_What is being asked_
Copy out each line of the data that includes the string "базы".

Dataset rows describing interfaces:

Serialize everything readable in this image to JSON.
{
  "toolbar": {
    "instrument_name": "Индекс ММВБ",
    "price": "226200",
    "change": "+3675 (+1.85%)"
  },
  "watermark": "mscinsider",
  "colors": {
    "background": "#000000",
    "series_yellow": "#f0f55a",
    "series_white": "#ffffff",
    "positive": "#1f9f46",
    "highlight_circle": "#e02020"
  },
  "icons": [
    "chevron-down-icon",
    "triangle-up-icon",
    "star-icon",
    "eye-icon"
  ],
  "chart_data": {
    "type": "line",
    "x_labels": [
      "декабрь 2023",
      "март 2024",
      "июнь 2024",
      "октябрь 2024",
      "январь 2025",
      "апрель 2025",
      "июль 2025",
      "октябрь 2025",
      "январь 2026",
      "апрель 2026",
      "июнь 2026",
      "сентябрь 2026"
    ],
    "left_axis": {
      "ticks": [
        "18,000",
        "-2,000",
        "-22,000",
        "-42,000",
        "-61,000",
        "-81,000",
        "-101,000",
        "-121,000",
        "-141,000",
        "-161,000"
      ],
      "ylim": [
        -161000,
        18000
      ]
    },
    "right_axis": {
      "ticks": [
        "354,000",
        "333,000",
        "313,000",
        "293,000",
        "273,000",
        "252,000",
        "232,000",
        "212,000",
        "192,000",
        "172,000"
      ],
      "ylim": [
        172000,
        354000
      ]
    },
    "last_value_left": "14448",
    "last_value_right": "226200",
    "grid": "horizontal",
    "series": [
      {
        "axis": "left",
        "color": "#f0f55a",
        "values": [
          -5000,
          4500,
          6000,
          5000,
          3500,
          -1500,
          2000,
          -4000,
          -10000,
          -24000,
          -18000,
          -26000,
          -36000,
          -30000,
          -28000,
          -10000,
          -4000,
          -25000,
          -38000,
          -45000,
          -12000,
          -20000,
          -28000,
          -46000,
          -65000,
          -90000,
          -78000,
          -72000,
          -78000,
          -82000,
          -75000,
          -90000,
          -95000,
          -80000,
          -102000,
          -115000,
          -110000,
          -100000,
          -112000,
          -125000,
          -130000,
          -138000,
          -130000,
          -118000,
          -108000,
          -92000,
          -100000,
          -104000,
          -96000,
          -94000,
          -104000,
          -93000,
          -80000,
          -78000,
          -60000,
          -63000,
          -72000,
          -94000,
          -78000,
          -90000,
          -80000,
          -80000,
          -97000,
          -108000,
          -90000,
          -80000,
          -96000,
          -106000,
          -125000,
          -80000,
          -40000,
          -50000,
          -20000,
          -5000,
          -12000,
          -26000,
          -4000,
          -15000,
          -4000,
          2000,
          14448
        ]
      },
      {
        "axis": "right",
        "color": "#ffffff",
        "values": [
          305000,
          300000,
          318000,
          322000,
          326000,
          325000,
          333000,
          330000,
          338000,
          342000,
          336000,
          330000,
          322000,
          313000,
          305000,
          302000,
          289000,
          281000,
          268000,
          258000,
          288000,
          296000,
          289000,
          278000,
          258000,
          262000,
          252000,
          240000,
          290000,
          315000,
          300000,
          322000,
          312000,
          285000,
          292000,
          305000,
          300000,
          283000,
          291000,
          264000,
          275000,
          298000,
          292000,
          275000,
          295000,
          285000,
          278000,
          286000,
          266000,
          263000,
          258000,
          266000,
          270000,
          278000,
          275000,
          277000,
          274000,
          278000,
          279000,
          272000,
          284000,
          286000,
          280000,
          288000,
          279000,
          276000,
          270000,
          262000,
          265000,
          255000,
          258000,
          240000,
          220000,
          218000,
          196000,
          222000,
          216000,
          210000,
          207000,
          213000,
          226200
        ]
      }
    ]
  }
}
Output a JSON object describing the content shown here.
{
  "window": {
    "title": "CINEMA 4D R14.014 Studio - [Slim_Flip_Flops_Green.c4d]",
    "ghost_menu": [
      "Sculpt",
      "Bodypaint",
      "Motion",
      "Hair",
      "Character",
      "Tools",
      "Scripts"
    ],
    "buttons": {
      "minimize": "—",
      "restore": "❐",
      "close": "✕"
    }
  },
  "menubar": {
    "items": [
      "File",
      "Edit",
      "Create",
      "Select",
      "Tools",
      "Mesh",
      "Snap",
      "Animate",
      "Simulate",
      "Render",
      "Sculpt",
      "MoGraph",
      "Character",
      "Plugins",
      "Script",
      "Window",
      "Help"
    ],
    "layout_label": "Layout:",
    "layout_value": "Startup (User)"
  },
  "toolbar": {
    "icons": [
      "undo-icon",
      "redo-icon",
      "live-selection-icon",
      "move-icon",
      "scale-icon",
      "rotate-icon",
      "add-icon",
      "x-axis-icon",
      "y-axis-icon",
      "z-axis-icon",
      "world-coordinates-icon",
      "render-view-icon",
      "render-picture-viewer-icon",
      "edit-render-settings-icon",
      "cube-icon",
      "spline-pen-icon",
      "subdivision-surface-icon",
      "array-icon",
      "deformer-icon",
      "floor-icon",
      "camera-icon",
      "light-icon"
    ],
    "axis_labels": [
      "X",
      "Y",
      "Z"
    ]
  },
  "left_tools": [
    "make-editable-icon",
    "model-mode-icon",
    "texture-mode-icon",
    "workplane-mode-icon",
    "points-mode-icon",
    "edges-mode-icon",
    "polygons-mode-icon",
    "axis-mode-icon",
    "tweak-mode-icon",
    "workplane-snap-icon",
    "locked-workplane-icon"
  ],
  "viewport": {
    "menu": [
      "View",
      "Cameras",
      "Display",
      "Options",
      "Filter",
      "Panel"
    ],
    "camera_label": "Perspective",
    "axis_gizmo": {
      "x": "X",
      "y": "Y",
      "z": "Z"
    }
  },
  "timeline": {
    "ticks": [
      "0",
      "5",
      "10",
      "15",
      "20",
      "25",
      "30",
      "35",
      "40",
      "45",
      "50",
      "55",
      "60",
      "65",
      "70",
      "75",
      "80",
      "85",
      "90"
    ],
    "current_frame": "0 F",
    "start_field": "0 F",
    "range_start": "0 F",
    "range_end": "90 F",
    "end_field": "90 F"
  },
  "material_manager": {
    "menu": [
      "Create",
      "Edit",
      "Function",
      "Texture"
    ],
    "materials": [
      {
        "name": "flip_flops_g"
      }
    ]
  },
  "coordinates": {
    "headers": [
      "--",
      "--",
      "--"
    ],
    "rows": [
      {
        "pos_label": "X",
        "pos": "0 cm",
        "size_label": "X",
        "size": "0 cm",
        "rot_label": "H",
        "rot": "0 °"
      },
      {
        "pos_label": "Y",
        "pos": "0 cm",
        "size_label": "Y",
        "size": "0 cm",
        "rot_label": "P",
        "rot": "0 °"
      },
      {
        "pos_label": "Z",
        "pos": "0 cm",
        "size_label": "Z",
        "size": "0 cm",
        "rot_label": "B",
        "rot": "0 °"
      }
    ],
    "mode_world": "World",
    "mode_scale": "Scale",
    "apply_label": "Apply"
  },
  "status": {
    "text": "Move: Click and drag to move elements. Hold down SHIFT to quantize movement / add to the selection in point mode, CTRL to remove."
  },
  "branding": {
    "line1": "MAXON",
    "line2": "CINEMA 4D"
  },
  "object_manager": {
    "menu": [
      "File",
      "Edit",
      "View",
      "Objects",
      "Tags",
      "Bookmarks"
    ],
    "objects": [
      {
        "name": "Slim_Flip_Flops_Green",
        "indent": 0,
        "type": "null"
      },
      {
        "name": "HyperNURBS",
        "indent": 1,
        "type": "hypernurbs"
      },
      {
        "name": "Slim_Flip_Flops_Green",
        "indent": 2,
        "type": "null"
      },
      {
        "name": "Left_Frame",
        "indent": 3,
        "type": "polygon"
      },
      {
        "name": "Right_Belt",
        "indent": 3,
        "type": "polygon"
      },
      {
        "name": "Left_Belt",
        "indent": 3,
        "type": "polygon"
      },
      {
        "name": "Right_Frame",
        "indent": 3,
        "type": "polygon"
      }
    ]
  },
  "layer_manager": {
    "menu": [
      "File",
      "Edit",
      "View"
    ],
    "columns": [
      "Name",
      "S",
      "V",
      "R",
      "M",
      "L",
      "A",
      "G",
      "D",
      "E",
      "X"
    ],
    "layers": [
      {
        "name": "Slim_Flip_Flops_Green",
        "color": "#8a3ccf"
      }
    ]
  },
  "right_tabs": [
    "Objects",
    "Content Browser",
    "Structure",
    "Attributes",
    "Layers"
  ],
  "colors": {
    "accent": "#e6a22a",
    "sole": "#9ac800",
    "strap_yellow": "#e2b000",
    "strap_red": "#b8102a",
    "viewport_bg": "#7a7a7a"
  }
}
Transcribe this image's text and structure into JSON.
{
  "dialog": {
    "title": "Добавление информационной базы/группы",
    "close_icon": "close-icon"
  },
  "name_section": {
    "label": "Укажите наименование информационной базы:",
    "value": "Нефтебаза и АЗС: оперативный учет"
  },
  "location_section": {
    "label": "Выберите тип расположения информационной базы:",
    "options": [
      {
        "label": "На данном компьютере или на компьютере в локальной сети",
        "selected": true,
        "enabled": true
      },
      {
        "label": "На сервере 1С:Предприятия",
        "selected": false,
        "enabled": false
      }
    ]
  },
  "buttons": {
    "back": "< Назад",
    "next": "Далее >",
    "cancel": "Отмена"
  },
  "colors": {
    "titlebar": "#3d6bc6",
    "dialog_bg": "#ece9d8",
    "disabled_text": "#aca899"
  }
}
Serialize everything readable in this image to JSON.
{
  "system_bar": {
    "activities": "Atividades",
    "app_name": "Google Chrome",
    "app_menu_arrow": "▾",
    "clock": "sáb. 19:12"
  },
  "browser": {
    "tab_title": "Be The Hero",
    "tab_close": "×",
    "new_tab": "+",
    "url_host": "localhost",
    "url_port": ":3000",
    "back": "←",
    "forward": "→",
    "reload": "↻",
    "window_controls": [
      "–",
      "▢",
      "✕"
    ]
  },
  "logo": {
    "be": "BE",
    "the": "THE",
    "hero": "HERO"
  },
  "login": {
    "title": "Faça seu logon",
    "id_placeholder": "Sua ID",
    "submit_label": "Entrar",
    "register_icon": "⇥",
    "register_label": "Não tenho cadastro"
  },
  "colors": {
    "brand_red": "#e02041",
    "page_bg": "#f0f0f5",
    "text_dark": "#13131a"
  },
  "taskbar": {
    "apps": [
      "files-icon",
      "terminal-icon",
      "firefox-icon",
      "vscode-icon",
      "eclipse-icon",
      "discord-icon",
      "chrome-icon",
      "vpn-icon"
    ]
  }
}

_Exercise output_
    "title": "Добавление информационной базы/группы",
    "label": "Укажите наименование информационной базы:",
    "label": "Выберите тип расположения информационной базы:",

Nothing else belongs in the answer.